**Goal of the exercise:** All lines below are to be output exactly as they stand.

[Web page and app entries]
————

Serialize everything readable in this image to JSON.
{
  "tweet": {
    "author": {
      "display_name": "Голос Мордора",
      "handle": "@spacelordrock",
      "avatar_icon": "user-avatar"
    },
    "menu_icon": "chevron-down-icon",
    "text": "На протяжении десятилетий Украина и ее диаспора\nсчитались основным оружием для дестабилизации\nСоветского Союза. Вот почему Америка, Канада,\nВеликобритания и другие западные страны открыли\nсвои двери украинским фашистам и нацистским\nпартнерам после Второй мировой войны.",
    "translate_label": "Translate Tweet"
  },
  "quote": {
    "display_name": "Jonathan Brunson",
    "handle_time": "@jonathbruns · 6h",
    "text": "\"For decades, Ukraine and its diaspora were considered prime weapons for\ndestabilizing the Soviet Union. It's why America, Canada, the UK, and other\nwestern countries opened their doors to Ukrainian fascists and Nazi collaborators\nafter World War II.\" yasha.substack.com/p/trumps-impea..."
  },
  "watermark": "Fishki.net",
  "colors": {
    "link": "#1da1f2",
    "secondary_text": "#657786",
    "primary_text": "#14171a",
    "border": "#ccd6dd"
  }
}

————

**Response for this exercise:**
Serialize everything readable in this image to JSON.
{
  "tweet": {
    "author": {
      "display_name": "Голос Мордора",
      "handle": "@spacelordrock",
      "avatar_icon": "user-avatar"
    },
    "menu_icon": "chevron-down-icon",
    "text": "На протяжении десятилетий Украина и ее диаспора\nсчитались основным оружием для дестабилизации\nСоветского Союза. Вот почему Америка, Канада,\nВеликобритания и другие западные страны открыли\nсвои двери украинским фашистам и нацистским\nпартнерам после Второй мировой войны.",
    "translate_label": "Translate Tweet"
  },
  "quote": {
    "display_name": "Jonathan Brunson",
    "handle_time": "@jonathbruns · 6h",
    "text": "\"For decades, Ukraine and its diaspora were considered prime weapons for\ndestabilizing the Soviet Union. It's why America, Canada, the UK, and other\nwestern countries opened their doors to Ukrainian fascists and Nazi collaborators\nafter World War II.\" yasha.substack.com/p/trumps-impea..."
  },
  "watermark": "Fishki.net",
  "colors": {
    "link": "#1da1f2",
    "secondary_text": "#657786",
    "primary_text": "#14171a",
    "border": "#ccd6dd"
  }
}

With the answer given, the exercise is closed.